The 10 major temples display interesting architectural features and are also an important site for the study of the development of temple architecture in South India. Go further ahead and you will reach the rocky ridges of Badami. Located strategically at the mouth of a ravine between two red sandstone cliffs and overlooking the aquamarine toned waters of the Agastya Lake, Badami was the mythological land where saint Agastya killed the demons Vatapi and Ilvala.

Badami has four cave temples carved out of rocks dedicated to Shiva, Vishnu and also Jain Gods. The Banashankari Amma Temple is a Hindu shrine located at Cholachagudd near Badami and is also a popular stop. The Central Archaeological Department has maintained a museum here and has preserved many valuable relics.

Detailed carvings on statues at the Chennakeshava temple

As you travel to the centre of the state, you arrive at Davangere, that is home to some ancient temples like the Aanekonda Nandi, Eshwara Temple, Bethuru Kalleshwar Temple and the Neerthadi Ranganath Temple, among others. While you are here, you must sample the famed Davangere Benne Dosa, a culinary delight as well as the Nargis Mandakki which is a spiced puffed rice that is best enjoyed with chilli fritters!

Close by is Chitradurga known for its fort that has 18 ancient temples inside including the Hidimbeshwara temple. The fort has several gateways and entrances, granaries, oil pits, four secret entrances, a palace, a mosque and water tanks. Stop at the Chandravalli Caves located close by when you are here. Further away is the town of Hassan which has several fine examples of Hoysala architecture and sculpture. India’s second largest earth dam is here — at Gorur formed across the Hemavathi reservoir and was built in 1979.

The Golden Temple also known as Padmasambhava Buddhist Buddha Vihara

The twin temples of Nageshwara and Channakeshava in Mosale have intricately designed architecture and scriptures and are widely believed to be prototypes of the famed temples of Belur and Halebid that are also located here. The Shettyhalli church built on the banks of the River Hemavathi in the 18th century submerged in water during the monsoons is another place that you must see.

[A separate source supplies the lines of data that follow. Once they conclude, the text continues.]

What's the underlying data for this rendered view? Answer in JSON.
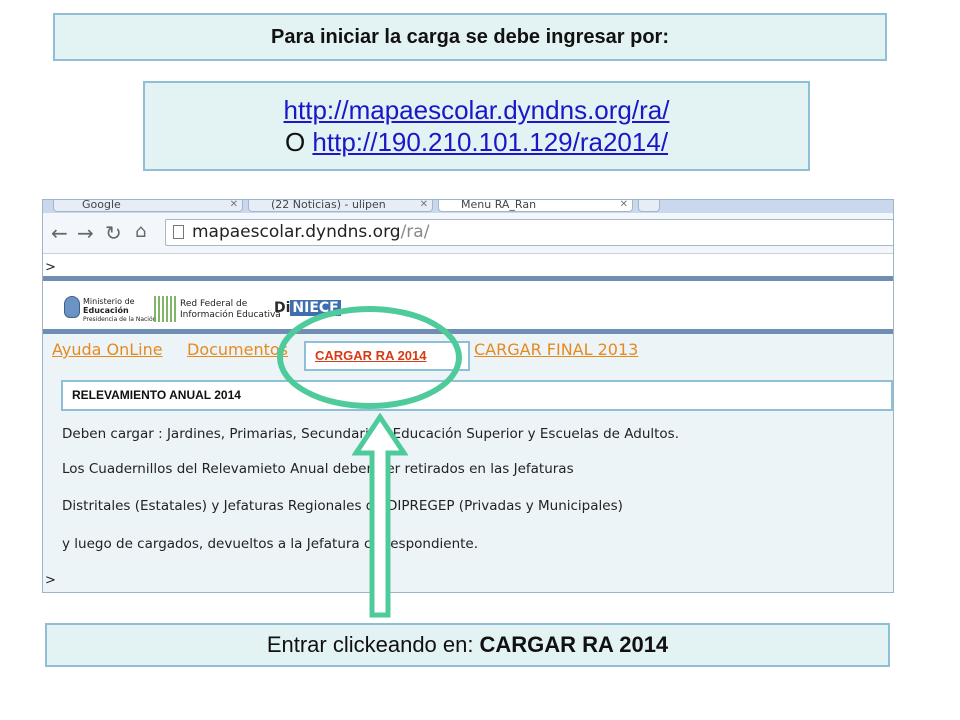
{
  "header": {
    "title": "Para iniciar la carga se debe ingresar por:"
  },
  "urls": {
    "primary": "http://mapaescolar.dyndns.org/ra/",
    "alt_prefix": "O",
    "secondary": "http://190.210.101.129/ra2014/"
  },
  "browser": {
    "tabs": [
      {
        "label": "Google"
      },
      {
        "label": "(22 Noticias) - ulipen"
      },
      {
        "label": "Menu RA_Ran"
      }
    ],
    "address_host": "mapaescolar.dyndns.org",
    "address_path": "/ra/",
    "prompt": ">",
    "logos": {
      "ministry_line1": "Ministerio de",
      "ministry_line2": "Educación",
      "ministry_line3": "Presidencia de la Nación",
      "red_line1": "Red Federal de",
      "red_line2": "Información Educativa",
      "dinfece_a": "Di",
      "dinfece_b": "NIECE"
    },
    "menu": {
      "ayuda": "Ayuda OnLine",
      "documentos": "Documentos",
      "cargar_ra": "CARGAR RA 2014",
      "cargar_final": "CARGAR FINAL 2013"
    },
    "relevamiento_title": "RELEVAMIENTO ANUAL 2014",
    "paragraphs": [
      "Deben cargar : Jardines, Primarias, Secundarias, Educación Superior y Escuelas de Adultos.",
      "Los Cuadernillos del Relevamieto Anual deben ser retirados en las Jefaturas",
      "Distritales (Estatales) y Jefaturas Regionales de DIPREGEP (Privadas y Municipales)",
      "y luego de cargados, devueltos a la Jefatura correspondiente."
    ]
  },
  "footer": {
    "instruction": "Entrar clickeando en:",
    "target": "CARGAR RA 2014"
  },
  "colors": {
    "box_fill": "#e3f2f3",
    "box_border": "#8ebfd6",
    "link_blue": "#1a17c9",
    "menu_orange": "#e58a1f",
    "cargar_red": "#d63b14",
    "annotation_green": "#4fcb9b"
  }
}
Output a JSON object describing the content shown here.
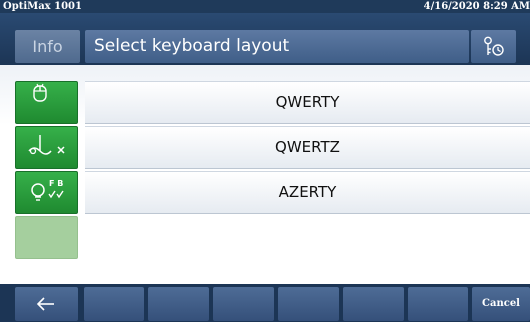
{
  "status": {
    "device_name": "OptiMax 1001",
    "datetime": "4/16/2020 8:29 AM"
  },
  "header": {
    "info_label": "Info",
    "title": "Select keyboard layout",
    "tools_icon": "key-clock-icon"
  },
  "side_buttons": [
    {
      "icon": "mouse-icon"
    },
    {
      "icon": "stirrer-cancel-icon"
    },
    {
      "icon": "lightbulb-fb-check-icon",
      "badge": "F B"
    },
    {
      "icon": "blank",
      "state": "disabled"
    }
  ],
  "layouts": [
    "QWERTY",
    "QWERTZ",
    "AZERTY"
  ],
  "bottom": {
    "back_icon": "arrow-left-icon",
    "cancel_label": "Cancel"
  },
  "colors": {
    "status_bar": "#1f3a5a",
    "header": "#2a4a72",
    "button_blue": "#4e6c96",
    "button_green": "#2a9c3e"
  }
}
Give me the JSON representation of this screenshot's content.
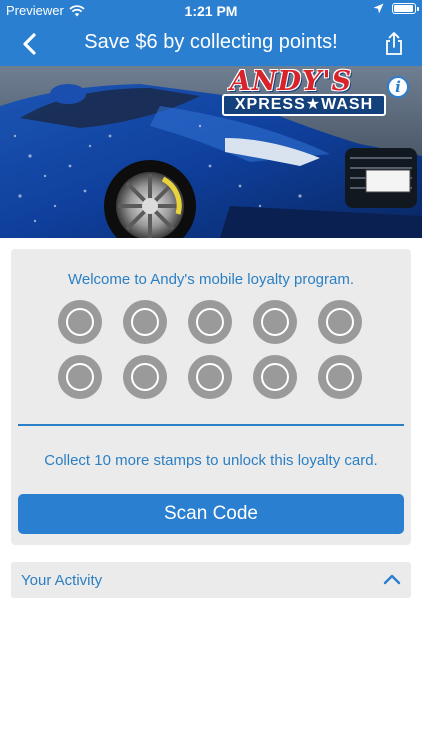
{
  "status_bar": {
    "carrier": "Previewer",
    "time": "1:21 PM",
    "battery_level": 1.0
  },
  "nav": {
    "title": "Save $6 by collecting points!",
    "back_icon": "chevron-left-icon",
    "share_icon": "share-icon"
  },
  "hero": {
    "logo_line1": "ANDY'S",
    "logo_line2": "XPRESS★WASH",
    "info_icon_glyph": "i"
  },
  "loyalty": {
    "welcome": "Welcome to Andy's mobile loyalty program.",
    "stamps_total": 10,
    "stamps_collected": 0,
    "collect_message": "Collect 10 more stamps to unlock this loyalty card.",
    "scan_button": "Scan Code"
  },
  "activity": {
    "label": "Your Activity",
    "expanded": true
  },
  "colors": {
    "accent": "#2a7fd0",
    "text_blue": "#2b7fc4",
    "card_bg": "#ebebeb",
    "stamp_gray": "#9a9a9a"
  }
}
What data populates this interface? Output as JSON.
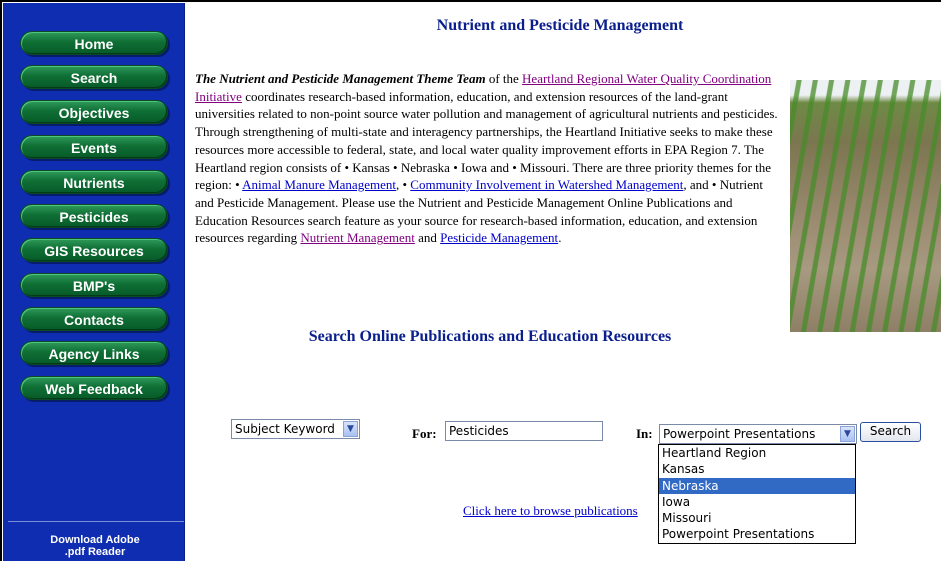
{
  "sidebar": {
    "items": [
      {
        "label": "Home"
      },
      {
        "label": "Search"
      },
      {
        "label": "Objectives"
      },
      {
        "label": "Events"
      },
      {
        "label": "Nutrients"
      },
      {
        "label": "Pesticides"
      },
      {
        "label": "GIS Resources"
      },
      {
        "label": "BMP's"
      },
      {
        "label": "Contacts"
      },
      {
        "label": "Agency Links"
      },
      {
        "label": "Web Feedback"
      }
    ],
    "download_line1": "Download Adobe",
    "download_line2": ".pdf Reader"
  },
  "header": {
    "title": "Nutrient and Pesticide Management"
  },
  "intro": {
    "lead": "The Nutrient and Pesticide Management Theme Team",
    "t1": " of the ",
    "link_heartland": "Heartland Regional Water Quality Coordination Initiative",
    "t2": " coordinates research-based information, education, and extension resources of the land-grant universities related to non-point source water pollution and management of agricultural nutrients and pesticides. Through strengthening of multi-state and interagency partnerships, the Heartland Initiative seeks to make these resources more accessible to federal, state, and local water quality improvement efforts in EPA Region 7. The Heartland region consists of • Kansas • Nebraska • Iowa and • Missouri. There are three priority themes for the region: • ",
    "link_manure": "Animal Manure Management",
    "t3": ", • ",
    "link_community": " Community Involvement in Watershed Management",
    "t4": ", and • Nutrient and Pesticide Management. Please use the Nutrient and Pesticide Management Online Publications and Education Resources search feature as your source for research-based information, education, and extension resources regarding ",
    "link_nutrient": "Nutrient Management",
    "t5": " and ",
    "link_pesticide": "Pesticide Management",
    "t6": "."
  },
  "search": {
    "heading": "Search Online Publications and Education Resources",
    "subject_select": "Subject Keyword",
    "for_label": "For:",
    "for_value": "Pesticides",
    "in_label": "In:",
    "in_select": "Powerpoint Presentations",
    "button": "Search",
    "options": [
      {
        "label": "Heartland Region"
      },
      {
        "label": "Kansas"
      },
      {
        "label": "Nebraska",
        "highlighted": true
      },
      {
        "label": "Iowa"
      },
      {
        "label": "Missouri"
      },
      {
        "label": "Powerpoint Presentations"
      }
    ],
    "browse_link": "Click here to browse publications"
  },
  "icons": {
    "dropdown_arrow": "chevron-down-icon"
  },
  "colors": {
    "sidebar": "#0e2db0",
    "nav_button": "#0f6f35",
    "heading": "#0a1e8c",
    "highlight": "#316ac5"
  }
}
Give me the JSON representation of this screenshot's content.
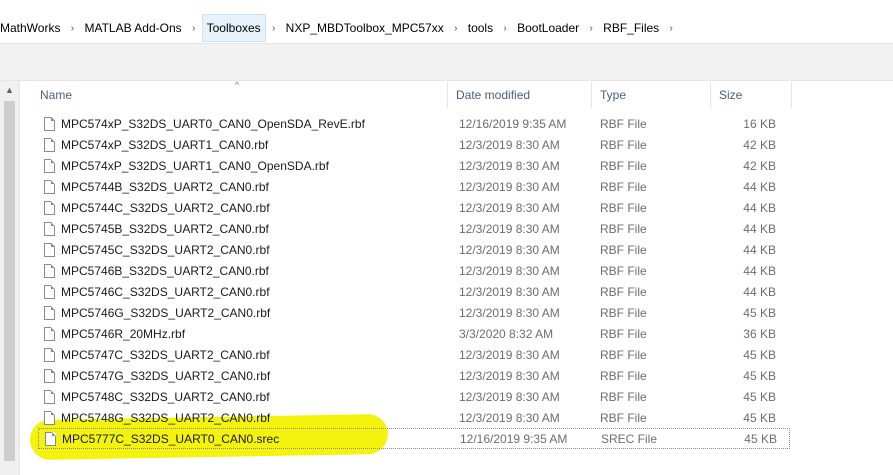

And if you are looking for cool vistas, green coffee shrubs, pepper plantations and nature at its best head to the Scotland of India, Coorg. While you are here visit Virajpet known for its Ayyappa temple and Shiva temple atop the Malethirike hill. The 220 years old St. Anne’s church built in Gothic architecture has two massive bells and its blue spire is hard to miss.

Bylakuppe is home to one of the largest Tibetan settlements in India. Bylakuppe is the Tibetan Refugee resettlement in the west of Mysore district. The Golden Temple in Bylakuppe, Karnataka, is a home for thousands of Tibetans who are living in exile and is also a centre for Tibetan Buddhism in south India. The district headquarters at Madikeri has the Raja Seat from where you can see stunning views of the entire valley awash in hues of green. The famed Abbey Falls are a sight to behold in the monsoons as the water is in full stream as is Talacauvery the birth place of the much revered Cauvery River.

As you head further South, you reach the district of Chamrajnagar that is home to the Himavad Gopalaswamy Betta is a scenic spot that has religious significance and is also part of a reserve forest. The temple is on the slopes of a hillock with grassland all around. The hill is mostly shrouded in thick fog and the morning mist is famed here. You will also find the Male Mahadeshwara Hills is a celebrated pilgrimage centre which attracts thousands of devotees from all over South India in South Chamaraja Nagar District.

Nanjangud Temple in Mysore

In the South is also Shivanasamudra in Mandya district, an enchanting island created by the branching out of the Cauvery into two streams and has two beautiful temples – Someshwara and Ranganatha. The Shivanasamudra Falls is the second biggest waterfall in India and the lush green valley forms a perfect setting for the Cauvery River, as it hurtles down from a height of 75 m into a deep, rocky gorge to form two picturesque falls, Barachukki and Gaganachukki. Close to Mysore is Nanjangud home to the Nanjundeshwara or temple that goes back several centuries and also has an idol installed by Tipu Sultan.Further down are the forests of Bandipur, Nagarhole and Kabini that have the highest density of tigers in the country.